Streamer calls out Twitch for banning “sexual” emote of mushroom in hot tub

meowriianne's mushroom emote bannedTwitch/meowriianne

Twitch streamer Meowriianne’s innocent emote featuring a mushroom in a hot tub was banned after being deemed too “sexual,” much to the confusion of the content creator.

Custom emotes are a great way for streamers to personalize their channels and give their subscribers a way to support them in other chats across the platform.

Oftentimes, streamers will incorporate memes and inside jokes into their emotes for a touch more personality. Twitch’s notorious hot tub meta is one such inside reference that many hold differing opinions on, so it’s easy to see why emotes relating to it may seem like a good idea.

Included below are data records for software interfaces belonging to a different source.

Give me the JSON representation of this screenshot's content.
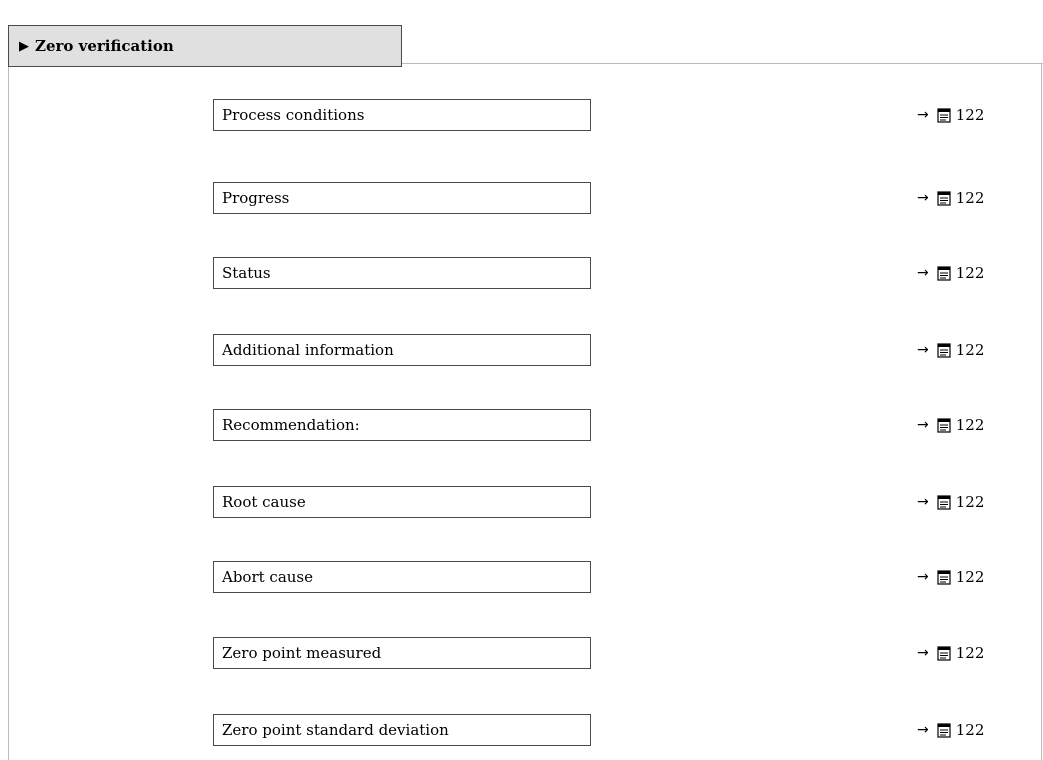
{
  "header": {
    "arrow": "▶",
    "title": "Zero verification"
  },
  "ref_arrow": "→",
  "parameters": [
    {
      "label": "Process conditions",
      "page": "122"
    },
    {
      "label": "Progress",
      "page": "122"
    },
    {
      "label": "Status",
      "page": "122"
    },
    {
      "label": "Additional information",
      "page": "122"
    },
    {
      "label": "Recommendation:",
      "page": "122"
    },
    {
      "label": "Root cause",
      "page": "122"
    },
    {
      "label": "Abort cause",
      "page": "122"
    },
    {
      "label": "Zero point measured",
      "page": "122"
    },
    {
      "label": "Zero point standard deviation",
      "page": "122"
    }
  ],
  "icons": {
    "reference": "book-page-icon"
  }
}
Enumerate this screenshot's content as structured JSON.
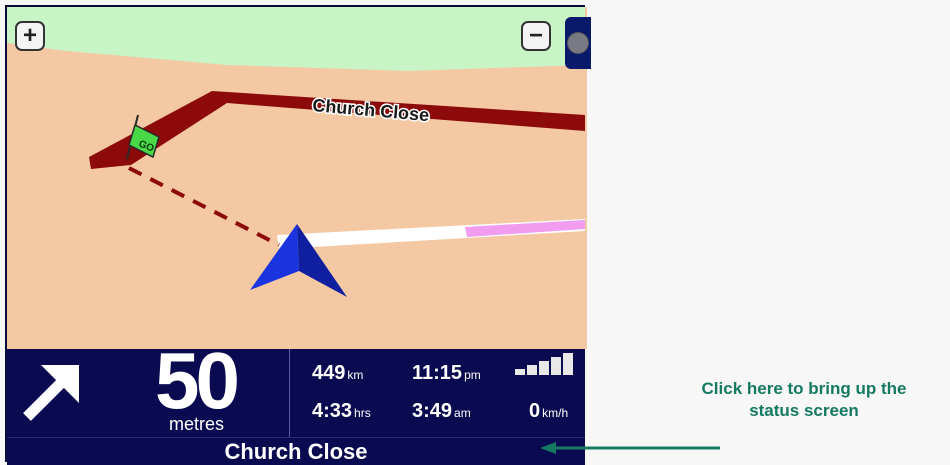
{
  "map": {
    "street_label": "Church Close",
    "flag_label": "GO",
    "zoom_in_symbol": "+",
    "zoom_out_symbol": "−",
    "colors": {
      "ground": "#f4c8a2",
      "park": "#c8f4c6",
      "route": "#8c0a0a",
      "road": "#ffffff",
      "highlight": "#f29cf0",
      "position_arrow": "#1a2fd0"
    }
  },
  "instruction": {
    "turn_icon": "arrow-up-right-icon",
    "distance": "50",
    "distance_unit": "metres"
  },
  "status": {
    "distance_remaining": "449",
    "distance_remaining_unit": "km",
    "arrival_time": "11:15",
    "arrival_time_unit": "pm",
    "time_remaining": "4:33",
    "time_remaining_unit": "hrs",
    "current_time": "3:49",
    "current_time_unit": "am",
    "speed": "0",
    "speed_unit": "km/h",
    "signal_strength_bars": 5
  },
  "street_bar": {
    "name": "Church Close"
  },
  "callout": {
    "line1": "Click here to bring up the",
    "line2": "status screen",
    "color": "#147a62"
  }
}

Especially when mushroom are a common theme for her.

Unfortunately for Meowriianne, her emote of a mushroom in a hot tub was, for some bizarre reason, considered to be sexual, leading for it to be banned.

Twitch bans hot tub mushroom emote for “sexual content”

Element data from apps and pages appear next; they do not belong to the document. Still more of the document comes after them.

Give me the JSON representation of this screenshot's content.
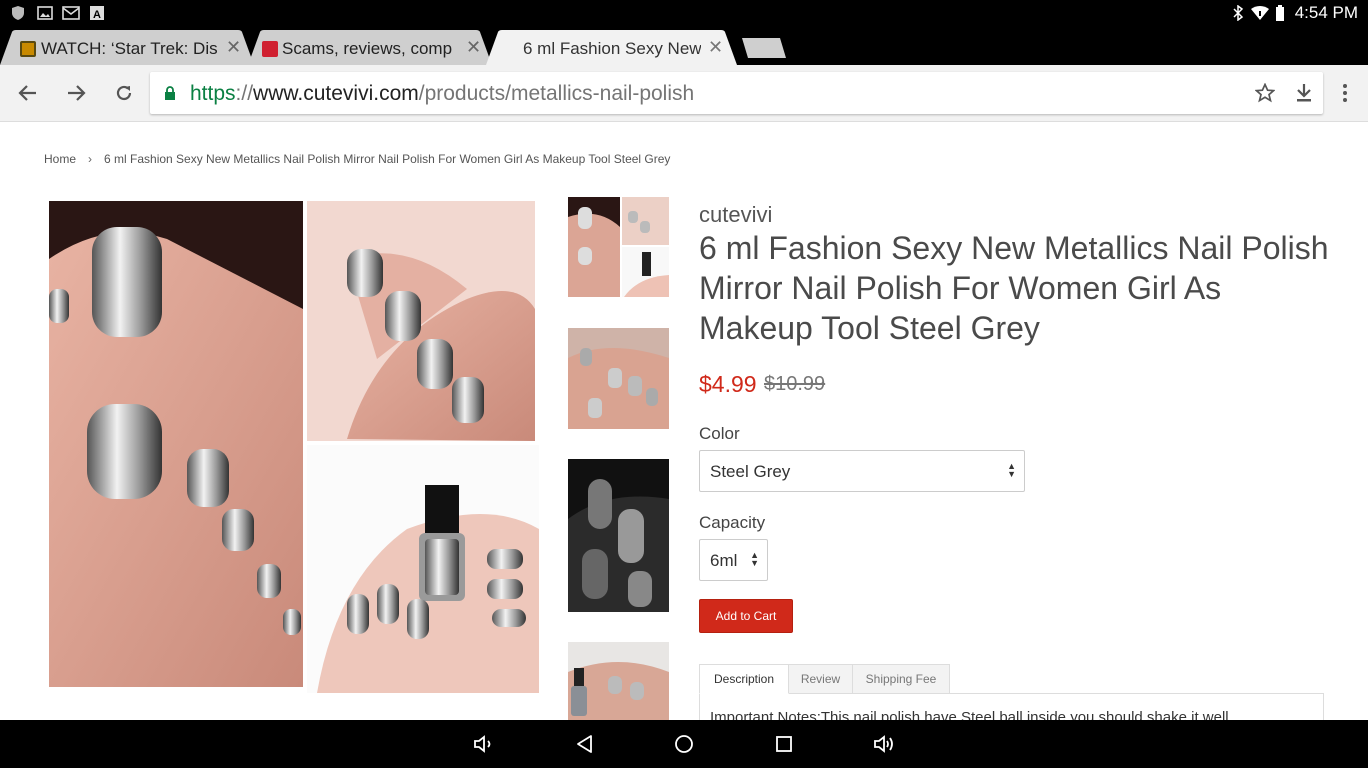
{
  "status_bar": {
    "time": "4:54 PM",
    "left_icons": [
      "shield-icon",
      "image-icon",
      "gmail-icon",
      "font-icon"
    ],
    "right_icons": [
      "bluetooth-icon",
      "wifi-icon",
      "battery-icon"
    ]
  },
  "tabs": [
    {
      "title": "WATCH: ‘Star Trek: Dis",
      "active": false,
      "favicon": "movie-icon"
    },
    {
      "title": "Scams, reviews, comp",
      "active": false,
      "favicon": "review-site-icon"
    },
    {
      "title": "6 ml Fashion Sexy New",
      "active": true
    }
  ],
  "toolbar": {
    "url_scheme": "https",
    "url_sep": "://",
    "url_host": "www.cutevivi.com",
    "url_path": "/products/metallics-nail-polish"
  },
  "breadcrumb": {
    "home": "Home",
    "separator": "›",
    "current": "6 ml Fashion Sexy New Metallics Nail Polish Mirror Nail Polish For Women Girl As Makeup Tool Steel Grey"
  },
  "product": {
    "vendor": "cutevivi",
    "title": "6 ml Fashion Sexy New Metallics Nail Polish Mirror Nail Polish For Women Girl As Makeup Tool Steel Grey",
    "price": "$4.99",
    "compare_price": "$10.99",
    "color_label": "Color",
    "color_value": "Steel Grey",
    "capacity_label": "Capacity",
    "capacity_value": "6ml",
    "add_to_cart": "Add to Cart",
    "tabs": [
      "Description",
      "Review",
      "Shipping Fee"
    ],
    "description_start": "Important Notes:This nail polish have Steel ball inside,you should shake it well"
  },
  "colors": {
    "accent": "#d0291a",
    "url_green": "#0b8043"
  }
}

On November 18, the Atlanta-based streamer revealed that Twitch wouldn’t be allowing her emote on the platform.

“Did you guys know this cute emote of a mushroom in a little tub with floaties is sexual? Twitch says so!” she said on Twitter, posting a picture of it.

In an email from Twitch, the site claimed that it was banned for containing “sexual content” and noted that “sexualized torsos” are not allowed.

Amusingly, a very similar emote without the yellow bikini or flotation devices is currently allowed on her channel, leading to more frustration.

“This is a long stretch but maybe whoever denied that is misinterpreting the bikini for nipples maybe?” a fan suggested. “You have to be cross eyed AF for that though. Or Shrooms in Bikins are too hot right now.”

Not the first hot tub emote Twitch controversy

As Dexerto previously reported, Twitch banned another streamer’s emote featuring Winnie the Pooh in a hot tub for the same reason as Meowriianne’s.

Originally, the emote featured the cartoon bear in a bikini with money all around him, but was eventually approved once it was edited to make the swim attire look more like a shirt.

It’s unclear if Twitch has some sort of issues with bikinis or not, but considering the site implemented a special category just for hot tub and beach broadcasts, there seems to be a lot of confusion.

Hopefully, the Amazon-owned site can clarify its stance and keep these issues from happening in the future.